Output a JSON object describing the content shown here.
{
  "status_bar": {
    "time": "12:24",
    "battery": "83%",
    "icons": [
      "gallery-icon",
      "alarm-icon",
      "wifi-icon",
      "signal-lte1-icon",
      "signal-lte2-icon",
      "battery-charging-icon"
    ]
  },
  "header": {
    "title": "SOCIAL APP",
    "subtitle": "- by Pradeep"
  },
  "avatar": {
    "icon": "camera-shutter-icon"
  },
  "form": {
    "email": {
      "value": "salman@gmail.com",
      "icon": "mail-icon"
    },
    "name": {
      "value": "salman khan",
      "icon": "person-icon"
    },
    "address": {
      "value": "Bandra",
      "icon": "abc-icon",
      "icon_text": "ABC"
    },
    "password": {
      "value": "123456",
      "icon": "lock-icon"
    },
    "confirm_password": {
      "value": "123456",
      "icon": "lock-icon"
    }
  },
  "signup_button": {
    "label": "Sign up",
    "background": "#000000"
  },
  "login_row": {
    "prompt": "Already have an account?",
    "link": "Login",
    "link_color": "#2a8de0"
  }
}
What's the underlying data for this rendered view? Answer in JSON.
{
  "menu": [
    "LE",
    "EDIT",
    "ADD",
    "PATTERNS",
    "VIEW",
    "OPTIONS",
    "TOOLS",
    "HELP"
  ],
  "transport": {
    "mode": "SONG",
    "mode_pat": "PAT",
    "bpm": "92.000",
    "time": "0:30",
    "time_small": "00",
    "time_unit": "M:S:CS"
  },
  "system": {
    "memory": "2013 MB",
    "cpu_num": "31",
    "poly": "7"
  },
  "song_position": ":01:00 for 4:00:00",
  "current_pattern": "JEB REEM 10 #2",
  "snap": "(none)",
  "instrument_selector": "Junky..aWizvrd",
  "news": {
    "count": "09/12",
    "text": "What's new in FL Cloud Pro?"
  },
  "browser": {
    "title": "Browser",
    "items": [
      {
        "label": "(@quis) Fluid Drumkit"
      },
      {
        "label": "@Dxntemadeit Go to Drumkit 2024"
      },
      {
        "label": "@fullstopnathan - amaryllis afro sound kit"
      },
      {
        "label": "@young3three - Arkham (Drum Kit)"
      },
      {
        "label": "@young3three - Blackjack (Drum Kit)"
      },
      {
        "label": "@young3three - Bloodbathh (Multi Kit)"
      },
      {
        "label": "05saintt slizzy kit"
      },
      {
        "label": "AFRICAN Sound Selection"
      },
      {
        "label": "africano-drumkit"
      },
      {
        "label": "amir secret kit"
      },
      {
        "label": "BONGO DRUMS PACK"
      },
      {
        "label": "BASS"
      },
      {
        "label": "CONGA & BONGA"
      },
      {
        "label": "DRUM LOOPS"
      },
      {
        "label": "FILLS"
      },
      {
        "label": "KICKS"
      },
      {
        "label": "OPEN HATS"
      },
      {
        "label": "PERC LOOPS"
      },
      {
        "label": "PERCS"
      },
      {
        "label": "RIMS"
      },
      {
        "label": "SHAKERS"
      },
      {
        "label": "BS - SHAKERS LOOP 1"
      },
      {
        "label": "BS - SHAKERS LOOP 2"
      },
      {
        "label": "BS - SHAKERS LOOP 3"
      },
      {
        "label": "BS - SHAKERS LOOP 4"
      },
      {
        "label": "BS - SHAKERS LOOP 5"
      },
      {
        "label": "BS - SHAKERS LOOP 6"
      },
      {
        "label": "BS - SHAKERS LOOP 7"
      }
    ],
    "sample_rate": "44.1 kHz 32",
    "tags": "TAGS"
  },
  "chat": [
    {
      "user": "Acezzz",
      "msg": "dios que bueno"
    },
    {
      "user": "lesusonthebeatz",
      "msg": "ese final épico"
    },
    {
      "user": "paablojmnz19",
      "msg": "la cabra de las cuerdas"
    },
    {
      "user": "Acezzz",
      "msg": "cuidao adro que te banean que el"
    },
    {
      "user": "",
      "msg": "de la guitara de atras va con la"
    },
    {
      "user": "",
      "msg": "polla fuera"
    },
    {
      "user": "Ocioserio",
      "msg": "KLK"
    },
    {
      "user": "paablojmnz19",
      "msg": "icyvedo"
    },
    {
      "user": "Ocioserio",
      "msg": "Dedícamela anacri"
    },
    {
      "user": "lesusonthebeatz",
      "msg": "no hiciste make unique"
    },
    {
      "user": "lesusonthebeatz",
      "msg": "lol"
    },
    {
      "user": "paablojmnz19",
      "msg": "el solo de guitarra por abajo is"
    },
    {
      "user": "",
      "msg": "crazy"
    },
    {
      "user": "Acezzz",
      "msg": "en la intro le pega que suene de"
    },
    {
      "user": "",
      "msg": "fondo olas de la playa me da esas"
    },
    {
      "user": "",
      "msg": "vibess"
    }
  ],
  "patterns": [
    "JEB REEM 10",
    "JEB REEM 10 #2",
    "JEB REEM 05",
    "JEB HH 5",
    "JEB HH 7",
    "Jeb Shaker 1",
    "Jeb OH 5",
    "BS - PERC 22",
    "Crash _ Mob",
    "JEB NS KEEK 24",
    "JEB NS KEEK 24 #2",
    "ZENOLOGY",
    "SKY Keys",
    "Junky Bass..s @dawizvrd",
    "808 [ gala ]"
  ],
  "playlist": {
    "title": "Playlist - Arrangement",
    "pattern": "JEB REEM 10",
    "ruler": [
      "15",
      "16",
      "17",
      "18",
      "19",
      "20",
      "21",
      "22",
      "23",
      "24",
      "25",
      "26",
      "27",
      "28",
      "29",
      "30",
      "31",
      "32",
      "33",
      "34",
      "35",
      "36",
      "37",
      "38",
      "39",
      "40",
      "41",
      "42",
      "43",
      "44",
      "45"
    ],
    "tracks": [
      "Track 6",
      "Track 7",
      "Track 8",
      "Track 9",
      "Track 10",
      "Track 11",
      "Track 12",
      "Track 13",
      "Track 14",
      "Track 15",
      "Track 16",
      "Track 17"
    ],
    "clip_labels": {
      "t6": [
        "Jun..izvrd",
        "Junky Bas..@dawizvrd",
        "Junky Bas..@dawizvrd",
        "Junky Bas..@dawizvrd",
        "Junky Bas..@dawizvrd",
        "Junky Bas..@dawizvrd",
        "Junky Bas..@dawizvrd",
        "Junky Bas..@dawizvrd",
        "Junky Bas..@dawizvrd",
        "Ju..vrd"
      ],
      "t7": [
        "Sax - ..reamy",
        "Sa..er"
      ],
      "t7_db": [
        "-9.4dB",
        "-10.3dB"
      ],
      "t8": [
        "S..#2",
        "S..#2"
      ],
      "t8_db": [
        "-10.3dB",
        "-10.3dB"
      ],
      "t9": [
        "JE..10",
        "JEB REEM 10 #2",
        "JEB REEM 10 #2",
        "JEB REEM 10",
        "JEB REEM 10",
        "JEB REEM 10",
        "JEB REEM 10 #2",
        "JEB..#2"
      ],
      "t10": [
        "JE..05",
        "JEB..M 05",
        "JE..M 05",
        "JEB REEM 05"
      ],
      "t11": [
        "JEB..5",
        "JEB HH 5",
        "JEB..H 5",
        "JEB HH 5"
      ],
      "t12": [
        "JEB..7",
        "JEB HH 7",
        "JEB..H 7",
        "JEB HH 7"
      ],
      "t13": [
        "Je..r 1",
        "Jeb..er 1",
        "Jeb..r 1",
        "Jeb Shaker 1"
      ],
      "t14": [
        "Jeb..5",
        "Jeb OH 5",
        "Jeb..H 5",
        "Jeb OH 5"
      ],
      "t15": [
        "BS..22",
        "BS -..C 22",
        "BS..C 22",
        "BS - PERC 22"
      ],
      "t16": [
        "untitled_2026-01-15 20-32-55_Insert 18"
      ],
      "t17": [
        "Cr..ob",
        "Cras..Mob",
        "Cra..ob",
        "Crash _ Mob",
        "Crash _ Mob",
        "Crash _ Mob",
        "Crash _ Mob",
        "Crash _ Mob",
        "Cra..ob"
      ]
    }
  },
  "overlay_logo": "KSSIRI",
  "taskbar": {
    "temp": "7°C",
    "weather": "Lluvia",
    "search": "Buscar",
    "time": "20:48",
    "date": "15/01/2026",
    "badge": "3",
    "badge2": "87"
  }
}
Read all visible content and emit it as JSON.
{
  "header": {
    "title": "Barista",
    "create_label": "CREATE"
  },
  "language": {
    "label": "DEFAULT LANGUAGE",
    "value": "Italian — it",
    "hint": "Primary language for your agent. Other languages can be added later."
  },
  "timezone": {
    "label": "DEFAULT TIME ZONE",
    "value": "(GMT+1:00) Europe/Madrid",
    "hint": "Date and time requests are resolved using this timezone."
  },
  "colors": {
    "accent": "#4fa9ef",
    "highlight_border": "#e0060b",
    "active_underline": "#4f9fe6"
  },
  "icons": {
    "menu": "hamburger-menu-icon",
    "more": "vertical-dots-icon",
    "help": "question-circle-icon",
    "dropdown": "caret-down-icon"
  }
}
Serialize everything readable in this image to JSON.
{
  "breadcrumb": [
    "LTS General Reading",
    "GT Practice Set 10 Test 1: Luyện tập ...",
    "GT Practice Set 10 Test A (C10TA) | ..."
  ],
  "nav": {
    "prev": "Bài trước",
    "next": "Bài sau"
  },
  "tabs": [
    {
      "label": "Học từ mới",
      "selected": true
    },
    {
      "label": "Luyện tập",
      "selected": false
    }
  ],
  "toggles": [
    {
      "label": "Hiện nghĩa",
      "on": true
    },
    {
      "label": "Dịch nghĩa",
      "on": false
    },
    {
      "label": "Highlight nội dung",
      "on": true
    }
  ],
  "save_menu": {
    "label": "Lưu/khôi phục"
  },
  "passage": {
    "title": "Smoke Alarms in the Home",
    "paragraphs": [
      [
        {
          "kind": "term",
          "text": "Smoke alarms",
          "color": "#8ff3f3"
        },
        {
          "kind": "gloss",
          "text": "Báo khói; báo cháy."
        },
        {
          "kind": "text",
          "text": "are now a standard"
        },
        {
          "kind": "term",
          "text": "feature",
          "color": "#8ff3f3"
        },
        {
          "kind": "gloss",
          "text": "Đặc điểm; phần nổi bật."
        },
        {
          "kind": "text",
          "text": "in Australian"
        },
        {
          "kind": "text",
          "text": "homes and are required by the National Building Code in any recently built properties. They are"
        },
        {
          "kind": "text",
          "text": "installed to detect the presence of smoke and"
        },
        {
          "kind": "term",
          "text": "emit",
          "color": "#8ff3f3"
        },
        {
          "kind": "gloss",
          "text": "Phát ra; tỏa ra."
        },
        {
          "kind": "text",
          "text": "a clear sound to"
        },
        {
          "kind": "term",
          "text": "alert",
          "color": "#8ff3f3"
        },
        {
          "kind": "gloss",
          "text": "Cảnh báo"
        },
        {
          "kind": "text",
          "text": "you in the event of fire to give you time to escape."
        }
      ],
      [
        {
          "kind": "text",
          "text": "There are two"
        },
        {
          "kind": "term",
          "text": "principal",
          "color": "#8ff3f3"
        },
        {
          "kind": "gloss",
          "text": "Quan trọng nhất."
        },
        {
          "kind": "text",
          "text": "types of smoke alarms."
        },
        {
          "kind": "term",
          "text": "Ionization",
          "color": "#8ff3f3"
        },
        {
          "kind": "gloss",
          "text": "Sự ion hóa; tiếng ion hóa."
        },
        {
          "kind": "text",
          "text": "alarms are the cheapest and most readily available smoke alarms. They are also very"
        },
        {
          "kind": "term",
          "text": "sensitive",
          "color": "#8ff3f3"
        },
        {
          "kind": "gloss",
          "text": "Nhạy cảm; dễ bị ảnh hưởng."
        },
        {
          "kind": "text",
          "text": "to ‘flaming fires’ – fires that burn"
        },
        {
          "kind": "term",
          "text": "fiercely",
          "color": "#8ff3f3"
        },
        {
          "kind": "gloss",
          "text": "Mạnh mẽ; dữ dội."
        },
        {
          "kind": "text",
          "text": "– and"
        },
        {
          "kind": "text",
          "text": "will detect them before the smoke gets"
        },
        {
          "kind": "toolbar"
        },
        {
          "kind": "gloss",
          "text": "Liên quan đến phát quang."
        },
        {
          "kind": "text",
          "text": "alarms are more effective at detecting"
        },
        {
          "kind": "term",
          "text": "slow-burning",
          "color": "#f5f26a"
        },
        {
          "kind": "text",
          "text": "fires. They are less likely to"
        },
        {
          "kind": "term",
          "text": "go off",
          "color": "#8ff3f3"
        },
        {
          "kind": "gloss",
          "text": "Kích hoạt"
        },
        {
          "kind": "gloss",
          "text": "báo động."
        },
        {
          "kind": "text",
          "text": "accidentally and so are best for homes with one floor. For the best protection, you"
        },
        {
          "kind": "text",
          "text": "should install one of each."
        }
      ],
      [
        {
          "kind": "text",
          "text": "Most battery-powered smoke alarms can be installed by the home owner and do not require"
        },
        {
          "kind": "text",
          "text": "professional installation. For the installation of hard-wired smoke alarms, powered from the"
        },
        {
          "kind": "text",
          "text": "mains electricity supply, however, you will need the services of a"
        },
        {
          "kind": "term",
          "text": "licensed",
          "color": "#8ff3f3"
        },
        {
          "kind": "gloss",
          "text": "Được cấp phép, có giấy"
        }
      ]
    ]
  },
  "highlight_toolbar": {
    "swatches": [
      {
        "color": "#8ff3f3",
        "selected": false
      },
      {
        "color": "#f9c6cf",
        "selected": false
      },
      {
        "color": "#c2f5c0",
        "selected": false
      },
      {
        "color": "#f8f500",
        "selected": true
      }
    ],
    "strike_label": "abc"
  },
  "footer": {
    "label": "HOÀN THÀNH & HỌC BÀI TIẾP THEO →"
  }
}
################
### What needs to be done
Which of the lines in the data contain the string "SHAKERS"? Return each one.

### Answer area
        "label": "SHAKERS"
        "label": "BS - SHAKERS LOOP 1"
        "label": "BS - SHAKERS LOOP 2"
        "label": "BS - SHAKERS LOOP 3"
        "label": "BS - SHAKERS LOOP 4"
        "label": "BS - SHAKERS LOOP 5"
        "label": "BS - SHAKERS LOOP 6"
        "label": "BS - SHAKERS LOOP 7"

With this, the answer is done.